Feminism has become one of the big buzzwords in the electoral campaign for the snap general elections in Spain taking place on April 28.
Following the strike and mass protests seen nationwide during the International Women’s Day in March, left-wing parties are calling for women’s rights while conservative parties hit back at what they consider "radical feminism".
There have been real advances on key issues such as gender violence and the pay gap, but historical achievements such as legalized abortion may be affected by the rise in support for the far-right party Vox.
Women could tip the balance in the Spanish election
The women’s vote could tip the balance in the Spanish general elections. Polls show that 60% of undecided voters in Spain are female. For the younger ones, this is the moment to mark a major change.
"I think there's confusion with a lot of people who need to know what feminism is, " said one young female voter.
"There's a lot of talk about one out of every three girls killed have not reported any danger, but the other two have and nothing has been done," said another young female voter.
Many political parties have made the fight against gender inequality a central theme of their campaign.
Issues for women at work
Cristina Monge is a political analyst in Barcelona and said, "One of the reasons for the rise of the feminist movement in Spain is a wave of movements that began on the 15th of May and it gathered a society together to be more active and more involved in these movements, and people are making this a priority".
Sexism, wage and job inequalities are still present in Spanish society. Women in Spain earn 15.1% less than men, according to Eurostat.
Hotel waitresses have been protesting every month to fight this inequality.
Ángela Muñoz is a hotel waitress from “Kellys organization” and said, "Not only wage inequality, but specific jobs that make it seem like we're subservient to them and that we're working in exploitative conditions, that don't look like they should be in the 21st century. There are women who are still scrubbing on their knees".
Another of the main pending issues is the fight against gender violence. Condemnations have increased in the last year. The Ana Bella Foundation provides workshops to help women who've been victims of abuse
Beberly Barragán works in Human Resources at the Ana Bella Foundation and said, "Within the pact of state, the main proposals that we've made are mainly based on the fact that a woman does not need to report to the police to be able to enter a shelter. Meanwhile, it's important that they help the labour market, and in addition, it's important that everyone who takes part in the process of helping victims of gender violence, has a very intense form of training."
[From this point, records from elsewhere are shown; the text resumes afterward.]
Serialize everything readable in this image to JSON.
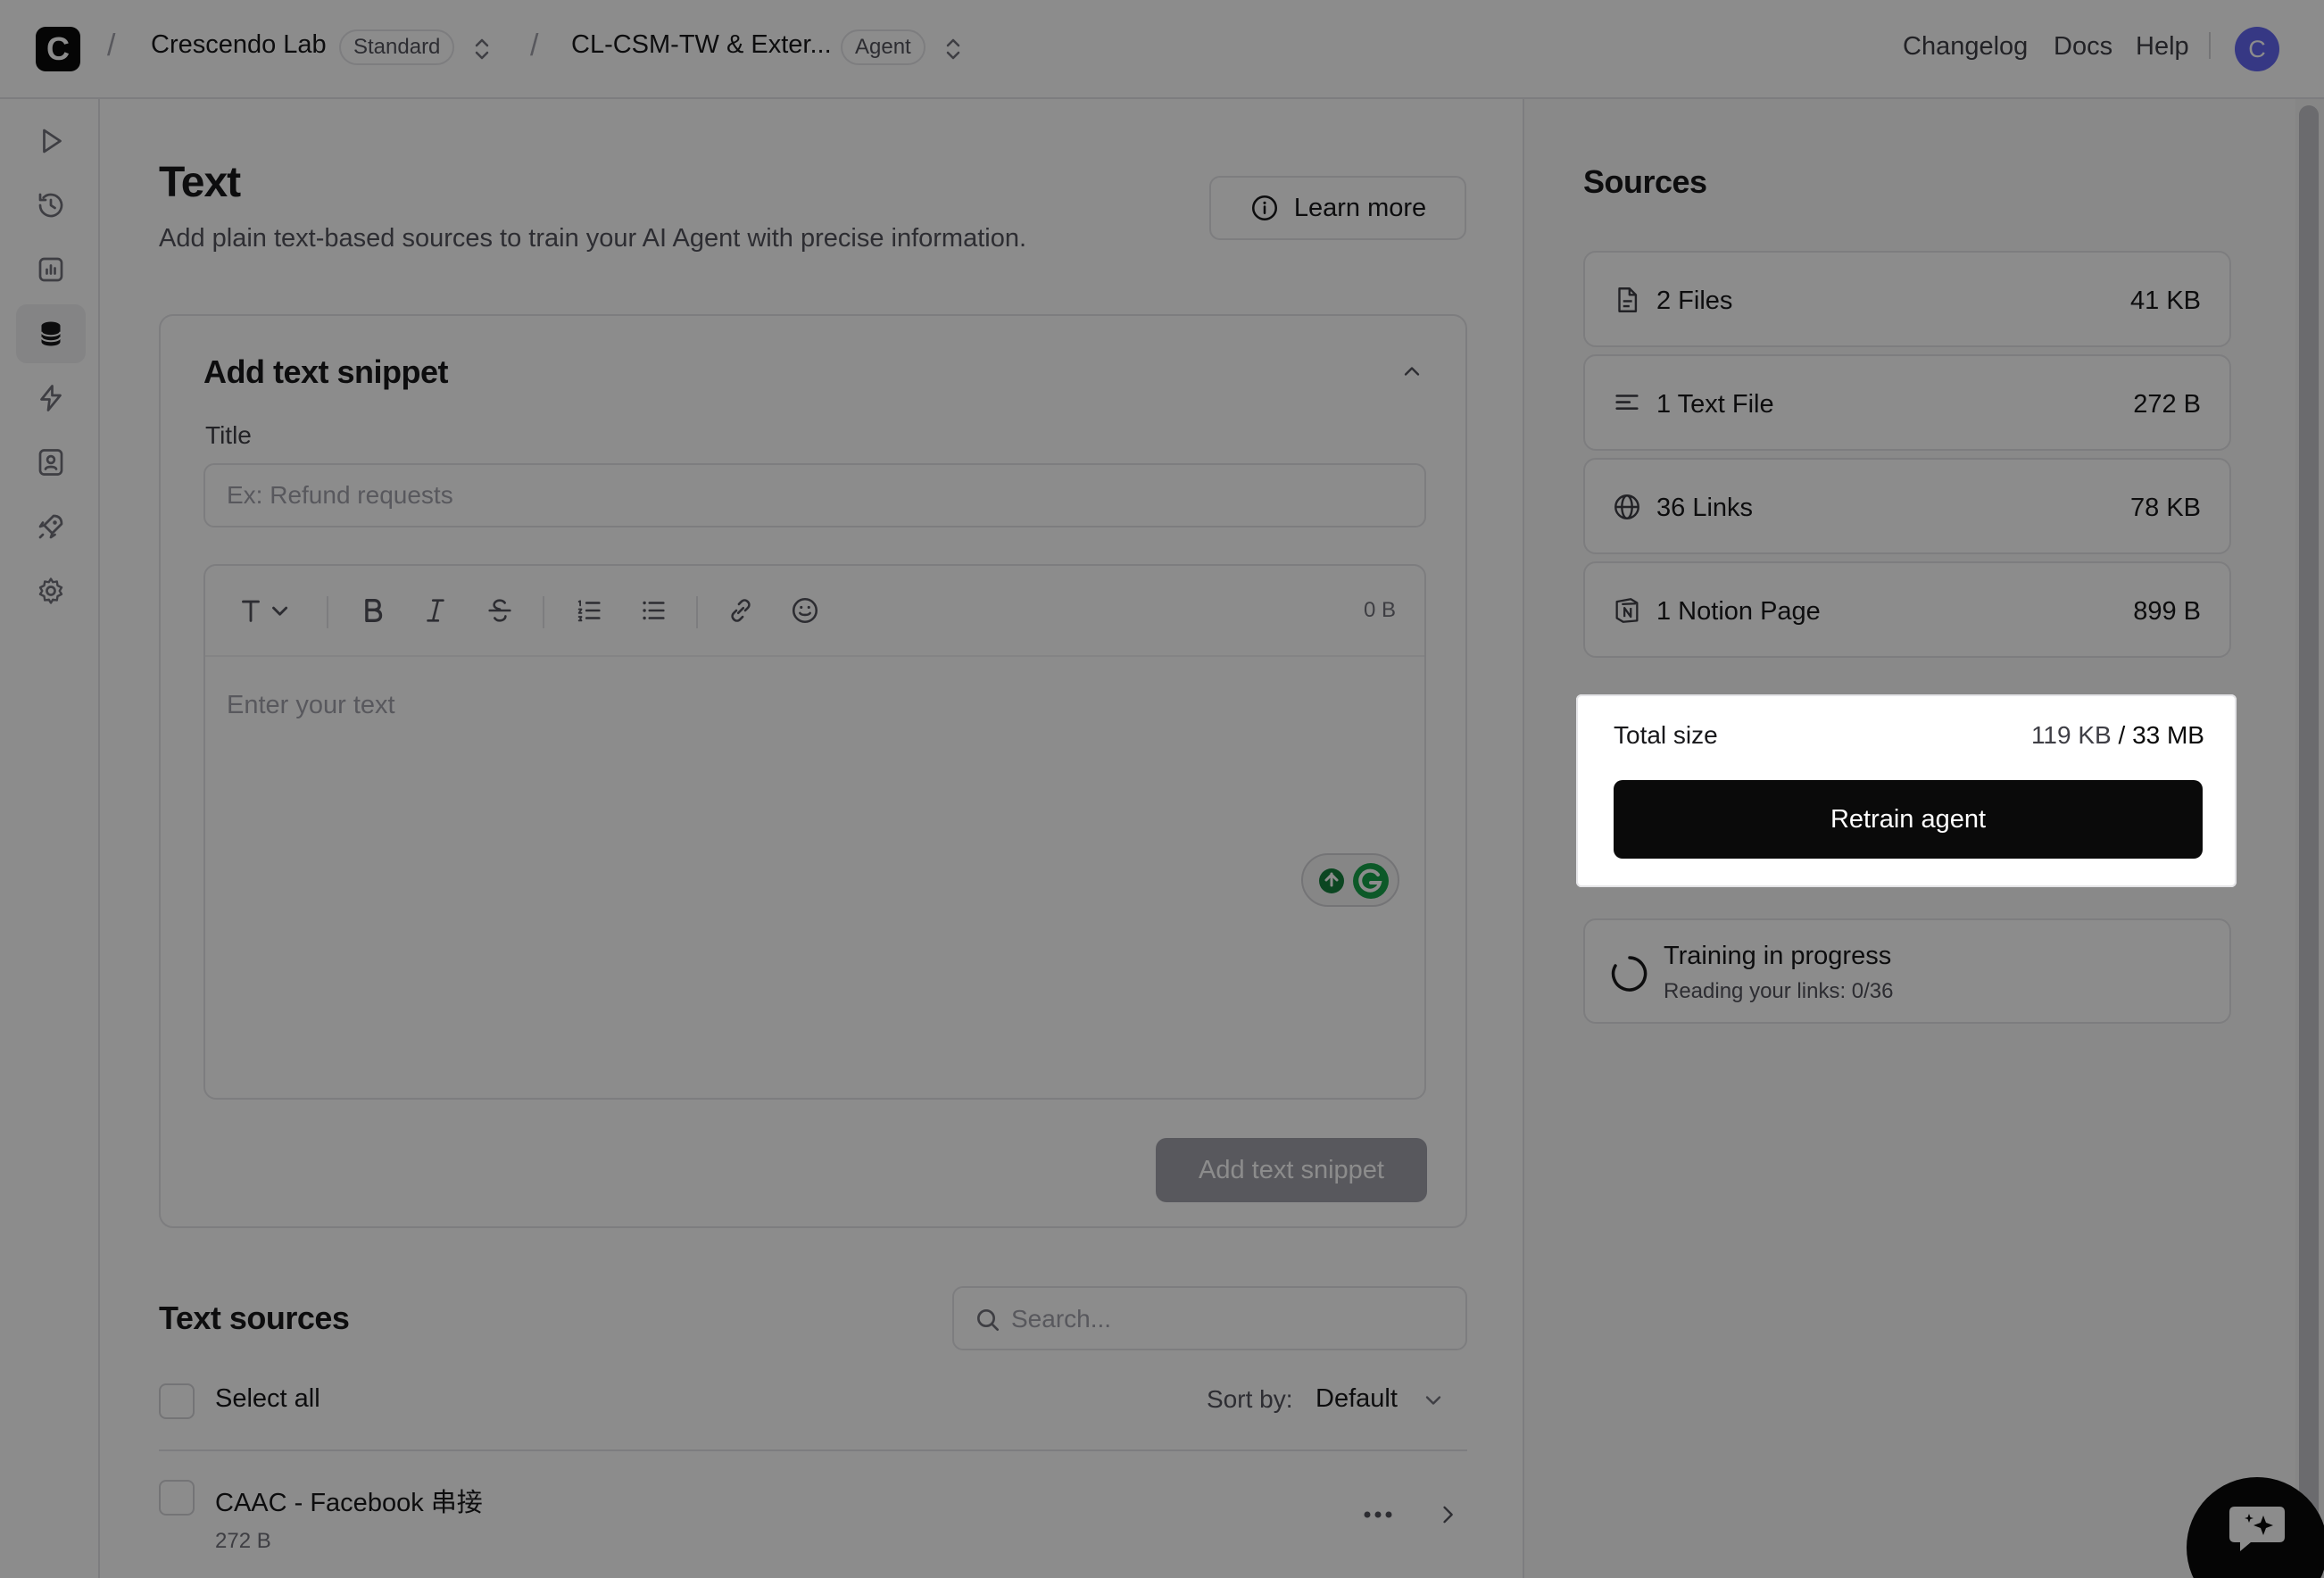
{
  "topbar": {
    "logo_letter": "C",
    "workspace": "Crescendo Lab",
    "workspace_badge": "Standard",
    "agent": "CL-CSM-TW & Exter...",
    "agent_badge": "Agent",
    "nav": [
      "Changelog",
      "Docs",
      "Help"
    ],
    "avatar_letter": "C"
  },
  "rail": {
    "icons": [
      "play-icon",
      "history-icon",
      "analytics-icon",
      "sources-database-icon",
      "actions-bolt-icon",
      "contacts-icon",
      "deploy-rocket-icon",
      "settings-gear-icon"
    ],
    "active": "sources-database-icon"
  },
  "main": {
    "title": "Text",
    "subtitle": "Add plain text-based sources to train your AI Agent with precise information.",
    "learn_more": "Learn more",
    "snippet_card": {
      "title": "Add text snippet",
      "title_field_label": "Title",
      "title_placeholder": "Ex: Refund requests",
      "editor_size": "0 B",
      "editor_placeholder": "Enter your text",
      "add_button": "Add text snippet"
    },
    "text_sources": {
      "title": "Text sources",
      "search_placeholder": "Search...",
      "select_all": "Select all",
      "sort_label": "Sort by:",
      "sort_value": "Default",
      "items": [
        {
          "title": "CAAC - Facebook 串接",
          "size": "272 B"
        }
      ]
    }
  },
  "sources_panel": {
    "title": "Sources",
    "rows": [
      {
        "icon": "file-icon",
        "label": "2 Files",
        "size": "41 KB"
      },
      {
        "icon": "text-lines-icon",
        "label": "1 Text File",
        "size": "272 B"
      },
      {
        "icon": "globe-icon",
        "label": "36 Links",
        "size": "78 KB"
      },
      {
        "icon": "notion-icon",
        "label": "1 Notion Page",
        "size": "899 B"
      }
    ],
    "total_label": "Total size",
    "total_used": "119 KB",
    "total_sep": " / ",
    "total_max": "33 MB",
    "retrain_button": "Retrain agent",
    "training_title": "Training in progress",
    "training_sub": "Reading your links: 0/36"
  },
  "colors": {
    "primary": "#0a0a0a",
    "border": "#e4e4e7",
    "avatar": "#6366f1",
    "overlay": "rgba(0,0,0,0.45)"
  }
}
In addition to complying with the State Pact, the Spanish Socialist Worker's Party (PSOE) has included in its programme a specific section for a "feminist Spain" which proposes modifying the penal code, provide an equal opportunities law and an anti-trafficking law. And the Unidos Podemos coalition has changed its name to Unidas Podemos, which is now a feminine name.
Cristina Monge added, "The truth is, on the conservative side, it's a little scary to see extreme right-wing proposals from parties such as Vox, questioning basic issues such as the right to abortion, something that's already well established in Spanish society, and now it returns to public debate and questions women's rights. Meanwhile, we have Citizens, who do not want to miss the movement on March the 8th and want to bet on the discourse of liberal feminism, which is something that generates a lot of controversy because from the theoretical and philosophical point of view it's difficult to understand".
Women in the Spanish government
We hardly see women at the top of the lists for Congress. The ruling Socialist Party is the most equal one and has presented itself as the most feminist in Spanish history, as it has 11 females and 6 male ministers in the Cabinet.
"The fact of having parity lists is somewhat anecdotal because it does not result in greater participation of women or the greater presence of women in positions of responsibility within each of the political parties," said Monge.
Whilst we wait to find out how the Chamber of Deputies will be configured and how the complicated game of majorities and pacts will turn out, the only thing that is clear is that the next President of the Spanish Government will once again be a man.